Back to this evening, Bridgend were still dominating, although Pontardawe really should have scored after a quite silly goalmouth scramble. It would be the home team who would tie up the win, as Liam Jeremy beat the offside trap, rounded the keeper and scored into an empty net.
Full-time: Bridgend Street 3 – 1 Pontardawe Town.
We said goodbye to Alun, who’d been a great host and helped the club live up to what I’d been told about it beforehand: a very friendly and very welcoming club.

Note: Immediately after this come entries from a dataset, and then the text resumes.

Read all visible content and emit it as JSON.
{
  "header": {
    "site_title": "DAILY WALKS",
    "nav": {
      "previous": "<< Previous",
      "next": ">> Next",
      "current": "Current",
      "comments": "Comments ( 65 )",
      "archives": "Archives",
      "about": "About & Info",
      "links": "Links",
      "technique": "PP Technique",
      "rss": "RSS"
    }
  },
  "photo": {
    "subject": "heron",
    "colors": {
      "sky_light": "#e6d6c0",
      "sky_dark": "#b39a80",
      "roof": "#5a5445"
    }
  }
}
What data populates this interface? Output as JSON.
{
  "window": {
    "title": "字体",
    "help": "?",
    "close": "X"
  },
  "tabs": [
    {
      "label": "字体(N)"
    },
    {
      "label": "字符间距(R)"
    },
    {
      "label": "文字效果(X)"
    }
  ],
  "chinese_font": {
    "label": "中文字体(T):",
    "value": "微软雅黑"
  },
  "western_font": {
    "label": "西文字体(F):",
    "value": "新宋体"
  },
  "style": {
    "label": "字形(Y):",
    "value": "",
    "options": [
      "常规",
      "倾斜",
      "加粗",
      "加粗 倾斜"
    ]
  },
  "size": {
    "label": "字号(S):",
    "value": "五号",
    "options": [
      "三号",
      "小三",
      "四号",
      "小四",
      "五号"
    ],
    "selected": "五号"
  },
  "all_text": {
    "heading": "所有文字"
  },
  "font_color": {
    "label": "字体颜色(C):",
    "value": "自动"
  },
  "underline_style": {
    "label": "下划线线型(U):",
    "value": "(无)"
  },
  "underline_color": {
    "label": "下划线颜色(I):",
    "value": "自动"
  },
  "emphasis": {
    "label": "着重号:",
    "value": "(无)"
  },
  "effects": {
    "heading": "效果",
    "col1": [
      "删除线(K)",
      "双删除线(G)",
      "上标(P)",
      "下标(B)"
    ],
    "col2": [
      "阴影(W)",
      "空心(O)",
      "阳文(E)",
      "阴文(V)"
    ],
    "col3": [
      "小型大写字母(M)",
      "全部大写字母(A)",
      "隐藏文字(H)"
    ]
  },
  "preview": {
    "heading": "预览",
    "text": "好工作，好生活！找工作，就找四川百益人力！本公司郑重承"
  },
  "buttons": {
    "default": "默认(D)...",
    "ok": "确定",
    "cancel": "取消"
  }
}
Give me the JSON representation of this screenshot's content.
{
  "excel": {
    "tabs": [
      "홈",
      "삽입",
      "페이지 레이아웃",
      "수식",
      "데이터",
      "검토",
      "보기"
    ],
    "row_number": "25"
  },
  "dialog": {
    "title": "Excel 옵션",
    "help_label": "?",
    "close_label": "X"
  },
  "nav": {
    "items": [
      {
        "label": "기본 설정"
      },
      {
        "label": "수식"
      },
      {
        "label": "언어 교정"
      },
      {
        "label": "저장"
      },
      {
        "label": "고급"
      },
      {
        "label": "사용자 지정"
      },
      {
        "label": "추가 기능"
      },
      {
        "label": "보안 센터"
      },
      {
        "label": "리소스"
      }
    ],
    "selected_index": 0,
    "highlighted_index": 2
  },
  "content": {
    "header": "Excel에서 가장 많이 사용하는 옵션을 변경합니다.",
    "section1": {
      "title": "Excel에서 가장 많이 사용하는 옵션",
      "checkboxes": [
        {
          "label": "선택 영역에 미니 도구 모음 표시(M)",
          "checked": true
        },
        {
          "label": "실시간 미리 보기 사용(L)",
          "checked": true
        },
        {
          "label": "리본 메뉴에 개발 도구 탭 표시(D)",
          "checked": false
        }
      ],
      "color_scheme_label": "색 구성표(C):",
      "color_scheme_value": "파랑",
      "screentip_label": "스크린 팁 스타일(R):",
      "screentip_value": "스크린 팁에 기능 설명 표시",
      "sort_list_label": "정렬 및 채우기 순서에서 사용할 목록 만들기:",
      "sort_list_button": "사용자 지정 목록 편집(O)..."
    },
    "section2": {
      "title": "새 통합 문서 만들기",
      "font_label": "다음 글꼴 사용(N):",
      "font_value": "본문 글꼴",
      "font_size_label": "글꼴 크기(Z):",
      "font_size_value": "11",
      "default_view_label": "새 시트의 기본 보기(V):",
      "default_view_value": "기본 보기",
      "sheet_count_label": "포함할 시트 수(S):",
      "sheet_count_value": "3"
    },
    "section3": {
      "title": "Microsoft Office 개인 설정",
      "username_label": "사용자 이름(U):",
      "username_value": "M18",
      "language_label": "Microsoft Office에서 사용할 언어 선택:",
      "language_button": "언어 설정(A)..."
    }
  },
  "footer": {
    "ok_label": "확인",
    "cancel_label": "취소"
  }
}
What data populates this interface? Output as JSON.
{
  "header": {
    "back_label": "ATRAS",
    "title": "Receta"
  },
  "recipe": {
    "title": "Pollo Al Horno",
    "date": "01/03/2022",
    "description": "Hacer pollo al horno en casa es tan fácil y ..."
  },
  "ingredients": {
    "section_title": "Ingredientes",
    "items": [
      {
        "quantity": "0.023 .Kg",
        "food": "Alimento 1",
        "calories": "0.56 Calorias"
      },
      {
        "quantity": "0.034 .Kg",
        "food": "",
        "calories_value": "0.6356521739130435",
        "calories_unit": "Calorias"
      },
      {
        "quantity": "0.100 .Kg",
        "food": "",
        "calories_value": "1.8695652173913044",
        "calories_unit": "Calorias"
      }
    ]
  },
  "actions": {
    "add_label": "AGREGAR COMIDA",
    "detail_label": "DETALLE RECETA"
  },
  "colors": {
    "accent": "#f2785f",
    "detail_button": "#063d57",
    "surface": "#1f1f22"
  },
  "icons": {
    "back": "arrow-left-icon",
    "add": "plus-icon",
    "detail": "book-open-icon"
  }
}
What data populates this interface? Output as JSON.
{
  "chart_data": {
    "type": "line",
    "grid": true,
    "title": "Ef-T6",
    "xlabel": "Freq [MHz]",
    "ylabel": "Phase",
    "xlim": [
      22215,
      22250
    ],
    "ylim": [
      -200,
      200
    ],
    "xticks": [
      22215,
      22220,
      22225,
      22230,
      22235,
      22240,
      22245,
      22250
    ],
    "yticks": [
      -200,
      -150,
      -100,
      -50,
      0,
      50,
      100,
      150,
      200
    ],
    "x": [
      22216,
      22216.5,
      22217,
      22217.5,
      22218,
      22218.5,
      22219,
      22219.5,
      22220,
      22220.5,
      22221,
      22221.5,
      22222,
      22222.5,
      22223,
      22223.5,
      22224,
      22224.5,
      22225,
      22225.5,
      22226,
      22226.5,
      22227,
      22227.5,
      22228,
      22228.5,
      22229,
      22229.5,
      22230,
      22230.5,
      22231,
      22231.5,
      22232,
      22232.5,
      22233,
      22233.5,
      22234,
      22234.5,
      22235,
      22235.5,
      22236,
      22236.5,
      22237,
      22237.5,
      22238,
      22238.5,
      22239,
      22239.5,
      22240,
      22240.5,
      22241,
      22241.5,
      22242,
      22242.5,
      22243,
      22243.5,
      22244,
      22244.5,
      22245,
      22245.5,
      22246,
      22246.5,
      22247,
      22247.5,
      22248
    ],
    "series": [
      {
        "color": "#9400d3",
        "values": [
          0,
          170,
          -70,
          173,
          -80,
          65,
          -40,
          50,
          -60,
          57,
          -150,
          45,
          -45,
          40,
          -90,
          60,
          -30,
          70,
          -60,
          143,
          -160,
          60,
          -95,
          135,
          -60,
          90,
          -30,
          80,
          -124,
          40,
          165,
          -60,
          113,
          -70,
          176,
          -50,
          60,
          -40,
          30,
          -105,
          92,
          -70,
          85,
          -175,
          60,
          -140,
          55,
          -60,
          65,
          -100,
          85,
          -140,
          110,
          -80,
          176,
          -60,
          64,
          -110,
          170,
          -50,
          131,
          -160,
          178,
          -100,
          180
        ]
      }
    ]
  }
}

Nicky offered to give me and Sean a lift back into central Cardiff, which we happily accepted, and with an hour until my train back down the valleys, there was only one thing for it: Wetherspoons. Plus, I’m a huge fan of the Prince of Wales Wetherspoons, as far as Spoons go. With an hour to wait for my train, we also felt that we should delve into Wetherspoons’ steak night and get us some steak and beer £7.25. Spot on. A top way to finish off what had been a top night at a top football club.
Like many in the Welsh League, the club are extremely friendly and undoubtedly they’ll continue to live by the motto of the club: “Deeds not words.”
Highlights: my ale tour down Westgate street, Fleurs, interesting backdrop to the ground, friendly club, nice, little teahut, good game.
Low Points: Basic facilities (no toilet), almost flooring some teens with my skills.
See all my photos from my trip to Bridgend Street here.
Also make sure to check out Nicky’s blog for his perspective of our trip here.